Written specifically for software and web developers, the book identifies how business issues have a direct impact on code patterns used in software projects. Learn how to build your code to support your business model and with safety features to protect against potential threats that may emerge from the changing business environment.

  • Discover how to make money with software development skills.
  • Learn how to develop a marketing and sales strategy and develop profitable pricing strategies for your software services and products
  • Gain insights through real case studies and insights provided from industry experts
Page Count 376
Course Length 11 hours 16 minutes
ISBN 9781783001408
Date Of Publication 5 Dec 2016


Leon Brown

Leon Brown is a software developer and trainer from Liverpool in England. His mantra is that he practices what he preaches and preaches what he practices. With over 20 years of experience in software development, Leon has developed software for legacy and modern platforms ranging from the Amstrad CPC, ZX Spectrum, and Amiga through to the Web and smartphones.

Leon has a diverse range of commercial experience, including the delivery of Internet systems and training for household names, including UNICEF, the NHS, SAGE, and The University of Manchester to projects for small businesses, start-ups, and charities. His experience of working with such a diverse range of organizations has allowed him to understand how to approach the different types of situations affecting software development projects. His projects ranged from the creation of websites and apps to CRM and the use of AI for reporting and decision-making.

Leon regularly writes for web industry magazine Web Designer from Imagine Publishing, in which he has written feature articles and tutorials covering web development. His most notable articles for the magazine provided detailed insight into securing websites against common methods of hacking, such as session hijacking and SQL injection.
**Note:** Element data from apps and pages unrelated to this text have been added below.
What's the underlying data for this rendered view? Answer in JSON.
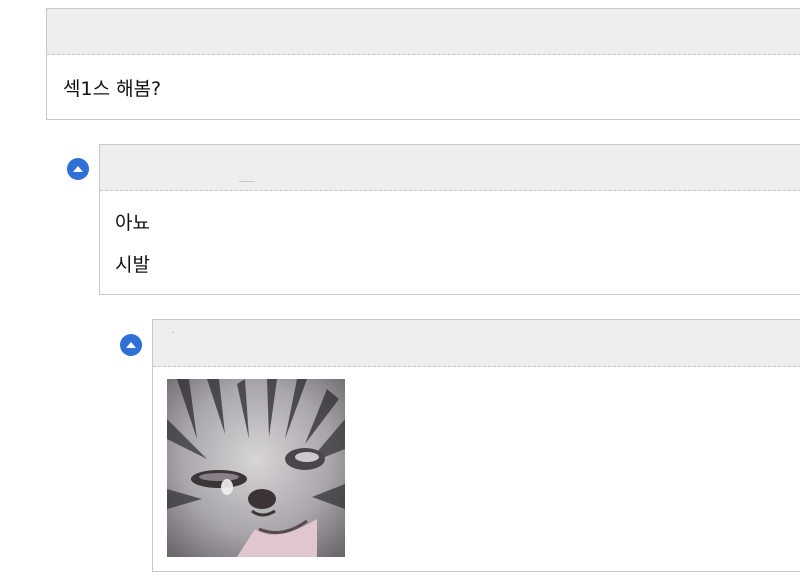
{
  "comments": [
    {
      "level": 0,
      "lines": [
        "섹1스 해봄?"
      ]
    },
    {
      "level": 1,
      "lines": [
        "아뇨",
        "시발"
      ]
    },
    {
      "level": 2,
      "lines": [],
      "image": "crying-kitten-meme"
    }
  ],
  "toggle": {
    "icon": "caret-up-icon",
    "color": "#2f6fd6"
  }
}
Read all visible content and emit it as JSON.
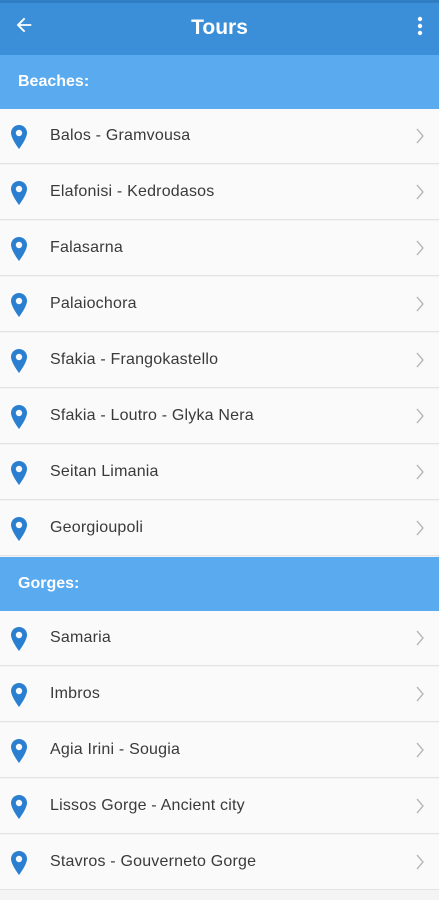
{
  "appbar": {
    "title": "Tours"
  },
  "icons": {
    "back": "arrow-back-icon",
    "menu": "more-vert-icon",
    "location": "location-pin-icon",
    "chevron": "chevron-right-icon"
  },
  "colors": {
    "appbar": "#3a8fd8",
    "section": "#5aaaf0",
    "pin": "#2a7fd0"
  },
  "sections": [
    {
      "label": "Beaches:",
      "items": [
        "Balos - Gramvousa",
        "Elafonisi - Kedrodasos",
        "Falasarna",
        "Palaiochora",
        "Sfakia - Frangokastello",
        "Sfakia - Loutro - Glyka Nera",
        "Seitan Limania",
        "Georgioupoli"
      ]
    },
    {
      "label": "Gorges:",
      "items": [
        "Samaria",
        "Imbros",
        "Agia Irini - Sougia",
        "Lissos Gorge - Ancient city",
        "Stavros - Gouverneto Gorge"
      ]
    }
  ]
}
These articles gained highly positive feedback from the magazine's readers in the following issues.